● **RECORDS PROVIDED**
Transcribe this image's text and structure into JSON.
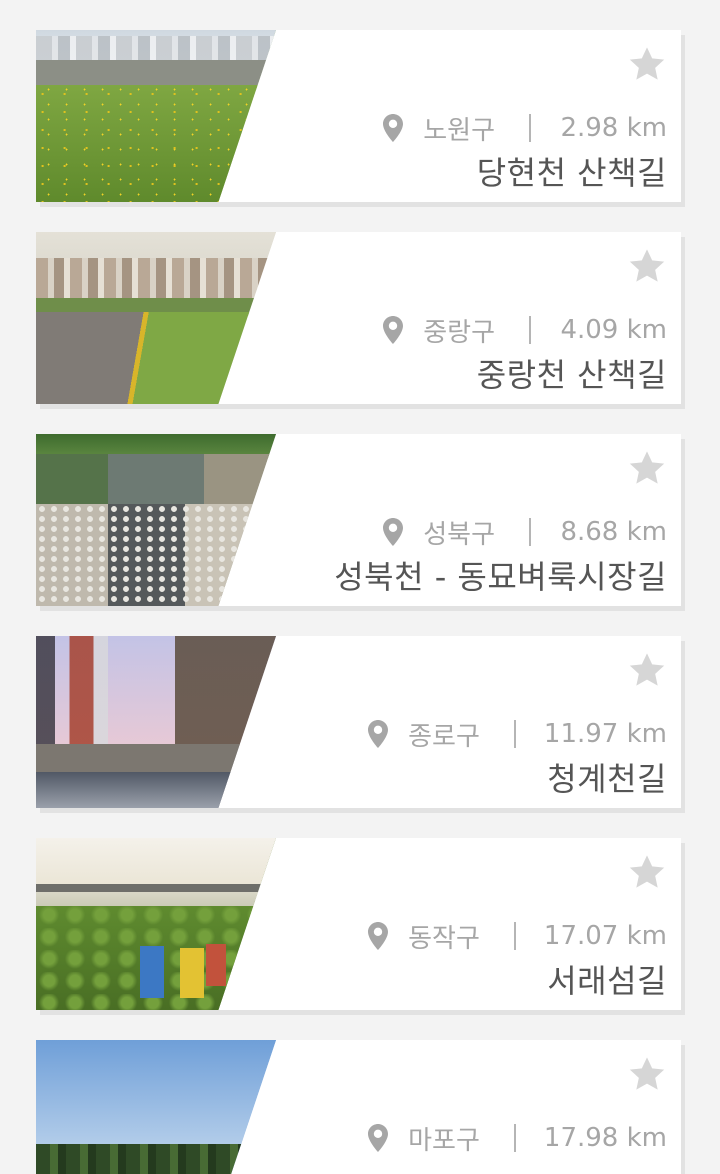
{
  "trails": [
    {
      "district": "노원구",
      "distance": "2.98 km",
      "name": "당현천 산책길",
      "photo": "yellow-flowers-stream"
    },
    {
      "district": "중랑구",
      "distance": "4.09 km",
      "name": "중랑천 산책길",
      "photo": "riverside-road"
    },
    {
      "district": "성북구",
      "distance": "8.68 km",
      "name": "성북천 - 동묘벼룩시장길",
      "photo": "stone-stream"
    },
    {
      "district": "종로구",
      "distance": "11.97 km",
      "name": "청계천길",
      "photo": "city-stream-fountain"
    },
    {
      "district": "동작구",
      "distance": "17.07 km",
      "name": "서래섬길",
      "photo": "bridge-chairs"
    },
    {
      "district": "마포구",
      "distance": "17.98 km",
      "name": "",
      "photo": "park-sky"
    }
  ],
  "icons": {
    "favorite": "star-icon",
    "location": "map-pin-icon"
  },
  "colors": {
    "card": "#ffffff",
    "background": "#f3f3f3",
    "meta_text": "#a6a6a6",
    "name_text": "#555555",
    "star": "#d6d6d6"
  }
}
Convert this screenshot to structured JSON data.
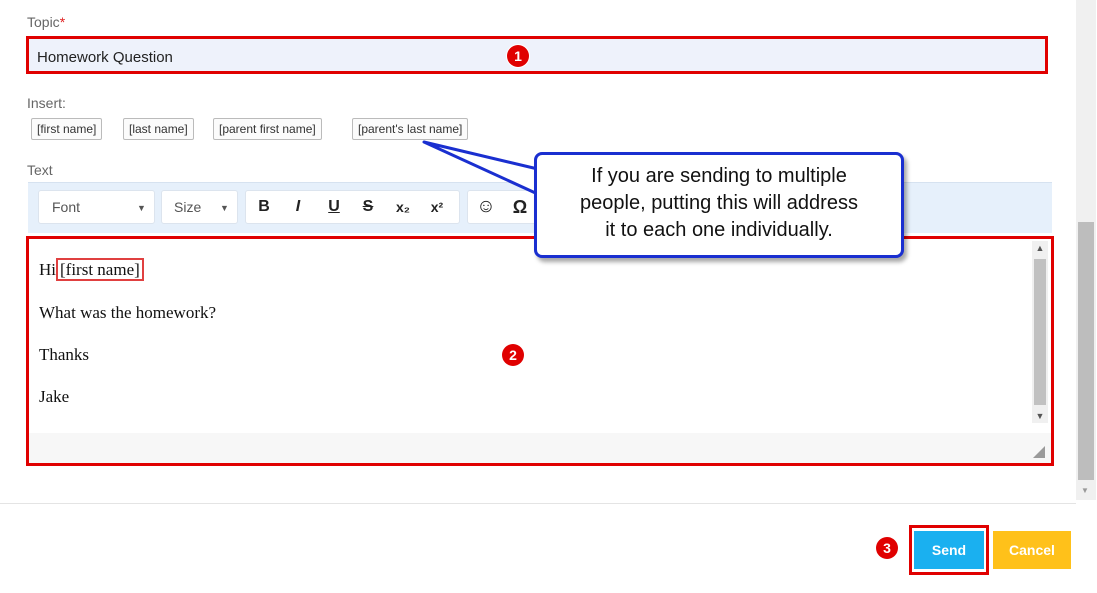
{
  "topic": {
    "label": "Topic",
    "required_mark": "*",
    "value": "Homework Question"
  },
  "insert": {
    "label": "Insert:",
    "buttons": [
      "[first name]",
      "[last name]",
      "[parent first name]",
      "[parent's last name]"
    ]
  },
  "text_section": {
    "label": "Text"
  },
  "toolbar": {
    "font_label": "Font",
    "size_label": "Size",
    "bold": "B",
    "italic": "I",
    "underline": "U",
    "strike": "S",
    "subscript": "x₂",
    "superscript": "x²",
    "emoji": "☺",
    "special_char": "Ω"
  },
  "editor": {
    "greeting": "Hi",
    "placeholder_token": "[first name]",
    "line2": "What was the homework?",
    "line3": "Thanks",
    "line4": "Jake"
  },
  "callout": {
    "line1": "If you are sending to multiple",
    "line2": "people, putting this will address",
    "line3": "it to each one individually."
  },
  "badges": [
    "1",
    "2",
    "3"
  ],
  "actions": {
    "send_label": "Send",
    "cancel_label": "Cancel"
  },
  "colors": {
    "highlight_red": "#e00000",
    "send_blue": "#1ab0f0",
    "cancel_yellow": "#ffc11a",
    "callout_border": "#1a2fd0"
  }
}
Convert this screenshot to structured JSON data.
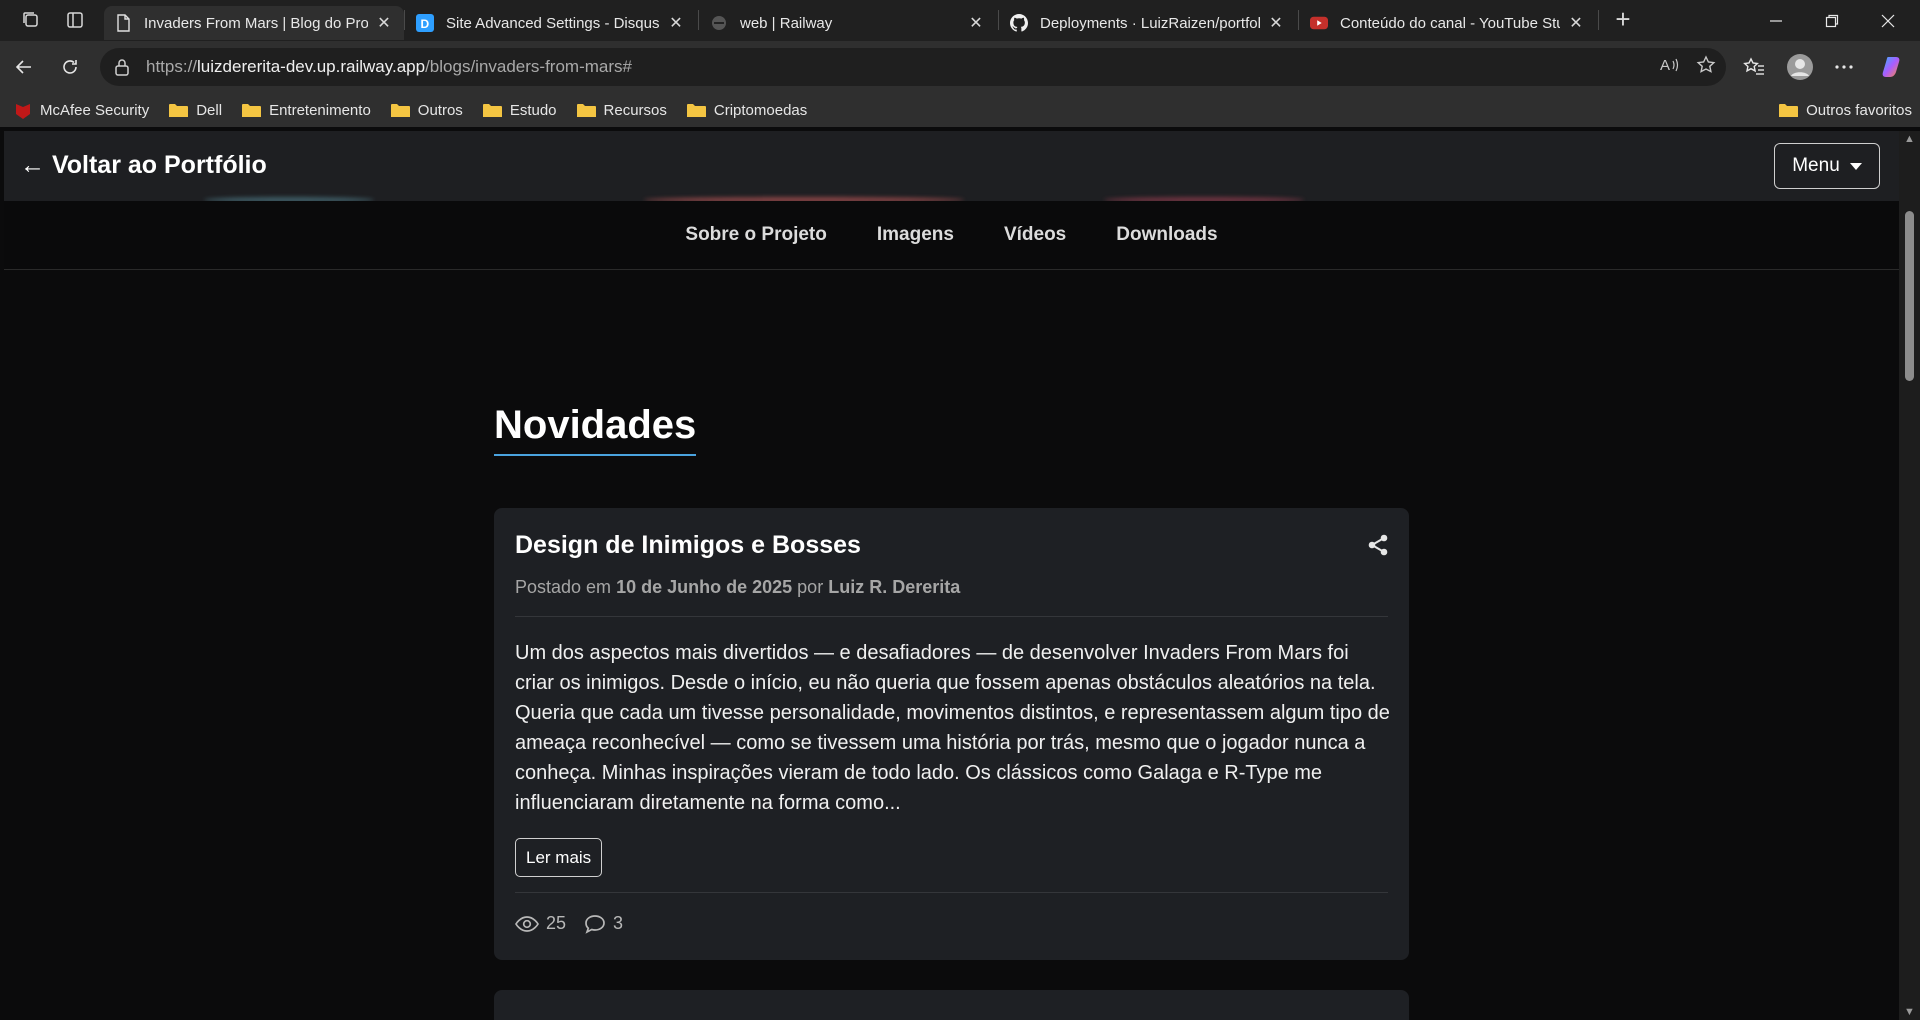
{
  "browser": {
    "tabs": [
      {
        "title": "Invaders From Mars | Blog do Proj",
        "icon": "page-icon",
        "active": true
      },
      {
        "title": "Site Advanced Settings - Disqus A",
        "icon": "disqus-icon",
        "active": false
      },
      {
        "title": "web | Railway",
        "icon": "railway-icon",
        "active": false
      },
      {
        "title": "Deployments · LuizRaizen/portfoli",
        "icon": "github-icon",
        "active": false
      },
      {
        "title": "Conteúdo do canal - YouTube Stu",
        "icon": "youtube-icon",
        "active": false
      }
    ],
    "close_glyph": "✕",
    "new_tab_glyph": "+",
    "address": {
      "scheme": "https://",
      "host": "luizdererita-dev.up.railway.app",
      "path": "/blogs/invaders-from-mars#"
    },
    "bookmarks": [
      "McAfee Security",
      "Dell",
      "Entretenimento",
      "Outros",
      "Estudo",
      "Recursos",
      "Criptomoedas"
    ],
    "other_bookmarks": "Outros favoritos",
    "accent_color": "#4aa3df"
  },
  "page": {
    "back_link": "← Voltar ao Portfólio",
    "menu_label": "Menu",
    "subnav": [
      "Sobre o Projeto",
      "Imagens",
      "Vídeos",
      "Downloads"
    ],
    "section_title": "Novidades",
    "post": {
      "title": "Design de Inimigos e Bosses",
      "meta_prefix": "Postado em",
      "date": "10 de Junho de 2025",
      "meta_by": "por",
      "author": "Luiz R. Dererita",
      "excerpt": "Um dos aspectos mais divertidos — e desafiadores — de desenvolver Invaders From Mars foi criar os inimigos. Desde o início, eu não queria que fossem apenas obstáculos aleatórios na tela. Queria que cada um tivesse personalidade, movimentos distintos, e representassem algum tipo de ameaça reconhecível — como se tivessem uma história por trás, mesmo que o jogador nunca a conheça. Minhas inspirações vieram de todo lado. Os clássicos como Galaga e R-Type me influenciaram diretamente na forma como...",
      "read_more": "Ler mais",
      "views": "25",
      "comments": "3"
    }
  }
}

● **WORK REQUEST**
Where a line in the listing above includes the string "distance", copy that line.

● **RESPONSE**
      "distance": "2.98 km",
      "distance": "4.09 km",
      "distance": "8.68 km",
      "distance": "11.97 km",
      "distance": "17.07 km",
      "distance": "17.98 km",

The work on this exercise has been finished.